Meet Mere Vadei: Women in Science Week

11 February is the International Day of Women and Girls in Science. Over the next two weeks we are highlighting some of the inspiring women scientists working in the Pacific Community. 

Mere Vadei, SPC Curriculum and Assessment Specialist & Team leader


Describe your job?

I am an education specialist, with a focus on curriculum and assessment. I am also a team leader for the Educational Quality and Assessments Programme (EQAP) of the Pacific Community. The knowledge of science impacts every aspect of my life and my work. I look around and I see science everywhere. More importantly, the scientific skills that I gained are most useful for my work – the skill of being analytical, mathematical, questioning assumed realities, and logical reasoning, to name some. Science taught me the basic understanding that there is always a logical reason for every event.

Why did you choose science?

The main pull factor was that I did well in these subjects in high school, which I guess stemmed from the fact that I had good Science teachers (American Peace Corp Volunteers) in junior high school. My interest increased in high school and later on in university when I carried out scientific investigations to explore the world of science, especially Biology. I thrived when I figured out how I could reason out things that were happening in me and around me. 

What impact does your work have on the Pacific region?

2017-ACER6.jpgEducation quality can be regarded as a science in itself. It is the science of determining the efficiency of educational systems in supporting learners achieve learning outcomes. Evidence is key in the determination of education quality, and just like in science, logical reasoning and interpretations based on the evidence gathered are key to good educational decisions for improvement of education quality. Without this scientific approach and an openness to new possibilities/discoveries, education quality is moribund!

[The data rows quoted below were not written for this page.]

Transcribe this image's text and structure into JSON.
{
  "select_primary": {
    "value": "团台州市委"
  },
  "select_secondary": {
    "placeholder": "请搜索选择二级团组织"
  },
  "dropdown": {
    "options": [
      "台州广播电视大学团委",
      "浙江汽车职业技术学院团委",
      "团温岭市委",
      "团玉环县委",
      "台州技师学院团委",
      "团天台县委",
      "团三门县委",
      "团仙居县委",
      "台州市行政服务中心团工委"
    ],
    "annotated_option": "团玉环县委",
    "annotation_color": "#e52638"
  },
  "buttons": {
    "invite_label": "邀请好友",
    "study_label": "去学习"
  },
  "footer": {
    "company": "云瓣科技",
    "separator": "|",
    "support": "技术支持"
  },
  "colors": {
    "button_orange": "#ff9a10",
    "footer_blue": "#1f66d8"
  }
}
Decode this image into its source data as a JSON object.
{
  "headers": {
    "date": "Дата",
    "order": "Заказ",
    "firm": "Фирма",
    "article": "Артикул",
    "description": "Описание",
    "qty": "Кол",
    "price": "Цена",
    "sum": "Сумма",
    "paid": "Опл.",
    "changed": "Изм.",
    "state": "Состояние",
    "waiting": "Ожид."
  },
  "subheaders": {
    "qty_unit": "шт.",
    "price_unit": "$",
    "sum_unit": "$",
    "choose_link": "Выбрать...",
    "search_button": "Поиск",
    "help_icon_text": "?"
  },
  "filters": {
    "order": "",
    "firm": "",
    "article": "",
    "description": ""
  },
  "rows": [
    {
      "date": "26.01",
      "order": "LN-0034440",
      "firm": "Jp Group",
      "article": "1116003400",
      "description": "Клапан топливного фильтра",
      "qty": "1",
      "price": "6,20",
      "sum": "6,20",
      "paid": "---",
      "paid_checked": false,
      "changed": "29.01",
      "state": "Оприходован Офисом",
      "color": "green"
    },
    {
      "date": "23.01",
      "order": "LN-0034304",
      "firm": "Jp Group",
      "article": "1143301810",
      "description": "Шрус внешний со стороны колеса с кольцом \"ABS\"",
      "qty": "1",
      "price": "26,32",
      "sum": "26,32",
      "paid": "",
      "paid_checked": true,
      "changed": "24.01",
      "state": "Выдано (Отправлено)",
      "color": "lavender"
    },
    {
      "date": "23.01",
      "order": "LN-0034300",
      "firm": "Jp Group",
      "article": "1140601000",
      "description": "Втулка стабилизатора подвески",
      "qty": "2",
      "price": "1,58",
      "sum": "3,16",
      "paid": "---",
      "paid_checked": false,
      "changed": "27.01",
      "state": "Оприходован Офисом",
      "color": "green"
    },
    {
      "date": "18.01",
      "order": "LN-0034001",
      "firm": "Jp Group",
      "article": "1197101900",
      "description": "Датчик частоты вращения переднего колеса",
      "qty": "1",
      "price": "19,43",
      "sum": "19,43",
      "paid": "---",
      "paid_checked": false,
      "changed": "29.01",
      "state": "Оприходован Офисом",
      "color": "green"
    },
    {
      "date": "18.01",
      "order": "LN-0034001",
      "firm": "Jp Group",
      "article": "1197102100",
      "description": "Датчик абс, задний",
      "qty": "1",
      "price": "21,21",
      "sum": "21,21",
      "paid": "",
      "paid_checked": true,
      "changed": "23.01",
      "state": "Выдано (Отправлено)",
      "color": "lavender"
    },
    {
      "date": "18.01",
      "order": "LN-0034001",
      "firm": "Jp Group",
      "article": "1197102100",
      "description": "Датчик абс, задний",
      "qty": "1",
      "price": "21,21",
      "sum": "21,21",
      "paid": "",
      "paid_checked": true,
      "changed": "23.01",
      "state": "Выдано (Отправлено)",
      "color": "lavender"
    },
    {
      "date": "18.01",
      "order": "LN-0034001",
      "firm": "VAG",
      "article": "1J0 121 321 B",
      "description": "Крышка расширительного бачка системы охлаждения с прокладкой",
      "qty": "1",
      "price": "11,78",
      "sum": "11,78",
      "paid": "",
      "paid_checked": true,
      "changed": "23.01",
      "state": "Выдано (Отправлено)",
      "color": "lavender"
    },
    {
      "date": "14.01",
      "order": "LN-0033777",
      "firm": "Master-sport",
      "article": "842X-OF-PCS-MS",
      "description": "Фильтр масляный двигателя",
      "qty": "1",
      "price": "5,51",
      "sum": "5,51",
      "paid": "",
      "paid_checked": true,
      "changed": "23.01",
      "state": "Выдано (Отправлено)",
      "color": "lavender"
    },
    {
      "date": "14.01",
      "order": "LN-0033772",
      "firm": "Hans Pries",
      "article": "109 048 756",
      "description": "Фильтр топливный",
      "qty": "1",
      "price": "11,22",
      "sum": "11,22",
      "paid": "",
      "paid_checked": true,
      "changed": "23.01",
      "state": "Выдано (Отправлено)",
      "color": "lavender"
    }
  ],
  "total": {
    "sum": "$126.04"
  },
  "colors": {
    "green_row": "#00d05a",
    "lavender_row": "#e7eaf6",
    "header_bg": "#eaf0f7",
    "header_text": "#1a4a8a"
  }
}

Advice to other young women or girls on getting involved in STEM?

The learning journey will be most challenging and rewarding, but not easy! You have to be interested in science to succeed in this filed. Science teachers should also share in the responsibility of nurturing that spark of interest in our students. My advice to science teachers: please make the subject come alive for your students. Open the door to the world of exploration and logical reasoning. Your approach to teaching science is the likely key to the full blossom of budding interests.

Educational Quality and Assessment